Work task ▸ Keyword search on "ticker": report each line of the records that contains it.

The records ▸
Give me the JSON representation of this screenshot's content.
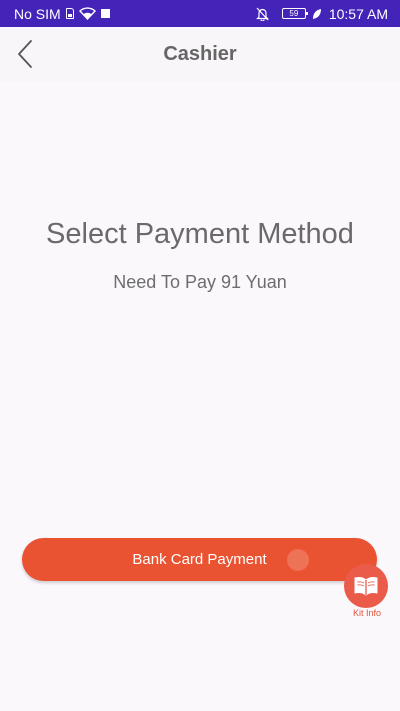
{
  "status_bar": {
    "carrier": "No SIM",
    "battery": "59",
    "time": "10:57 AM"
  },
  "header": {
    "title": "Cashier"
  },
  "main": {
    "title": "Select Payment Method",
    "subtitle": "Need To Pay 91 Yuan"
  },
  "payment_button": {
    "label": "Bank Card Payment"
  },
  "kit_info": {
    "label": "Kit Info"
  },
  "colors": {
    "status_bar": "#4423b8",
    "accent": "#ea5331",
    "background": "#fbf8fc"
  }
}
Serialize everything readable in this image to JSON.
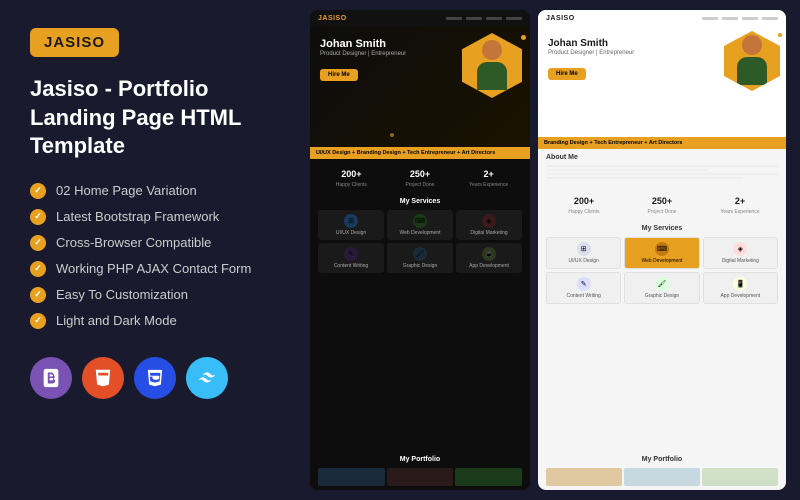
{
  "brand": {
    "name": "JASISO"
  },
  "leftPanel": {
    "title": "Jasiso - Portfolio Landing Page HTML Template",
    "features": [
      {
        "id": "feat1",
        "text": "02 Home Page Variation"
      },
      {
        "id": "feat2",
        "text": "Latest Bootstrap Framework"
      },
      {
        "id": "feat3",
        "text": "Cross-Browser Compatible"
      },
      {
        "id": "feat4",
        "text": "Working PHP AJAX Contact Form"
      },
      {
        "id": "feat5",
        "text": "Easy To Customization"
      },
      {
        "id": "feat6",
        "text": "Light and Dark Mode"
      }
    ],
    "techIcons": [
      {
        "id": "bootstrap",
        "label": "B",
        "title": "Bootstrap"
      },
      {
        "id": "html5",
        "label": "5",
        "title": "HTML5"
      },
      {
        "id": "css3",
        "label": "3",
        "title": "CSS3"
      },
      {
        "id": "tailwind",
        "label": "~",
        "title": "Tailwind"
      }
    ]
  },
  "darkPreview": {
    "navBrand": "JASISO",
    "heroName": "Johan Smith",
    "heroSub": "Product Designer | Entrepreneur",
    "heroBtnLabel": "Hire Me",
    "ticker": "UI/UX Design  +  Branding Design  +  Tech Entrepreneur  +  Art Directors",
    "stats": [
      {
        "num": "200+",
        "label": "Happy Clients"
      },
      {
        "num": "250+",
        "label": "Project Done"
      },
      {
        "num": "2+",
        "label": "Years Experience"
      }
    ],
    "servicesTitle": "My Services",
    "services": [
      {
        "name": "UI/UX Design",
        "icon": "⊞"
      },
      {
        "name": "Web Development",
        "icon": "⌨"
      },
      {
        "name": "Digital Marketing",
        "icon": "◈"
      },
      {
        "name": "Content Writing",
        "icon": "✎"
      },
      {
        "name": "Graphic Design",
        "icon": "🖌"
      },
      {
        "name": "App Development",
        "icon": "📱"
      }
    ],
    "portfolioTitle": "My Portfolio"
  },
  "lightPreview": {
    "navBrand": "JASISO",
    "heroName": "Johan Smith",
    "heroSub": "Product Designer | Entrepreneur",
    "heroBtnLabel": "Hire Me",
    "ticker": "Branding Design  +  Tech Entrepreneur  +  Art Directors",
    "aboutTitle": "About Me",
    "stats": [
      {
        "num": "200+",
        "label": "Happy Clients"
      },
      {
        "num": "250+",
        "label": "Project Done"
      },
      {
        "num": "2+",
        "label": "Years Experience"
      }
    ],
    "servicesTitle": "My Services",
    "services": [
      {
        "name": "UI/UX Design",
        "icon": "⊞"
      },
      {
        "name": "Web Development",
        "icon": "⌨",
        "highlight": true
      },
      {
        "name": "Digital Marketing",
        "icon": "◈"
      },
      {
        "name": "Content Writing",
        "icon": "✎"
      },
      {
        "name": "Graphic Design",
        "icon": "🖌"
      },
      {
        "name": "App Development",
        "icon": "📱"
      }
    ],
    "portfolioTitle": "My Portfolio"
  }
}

Response for this exercise ▸
    "ticker": "UI/UX Design  +  Branding Design  +  Tech Entrepreneur  +  Art Directors",
    "ticker": "Branding Design  +  Tech Entrepreneur  +  Art Directors",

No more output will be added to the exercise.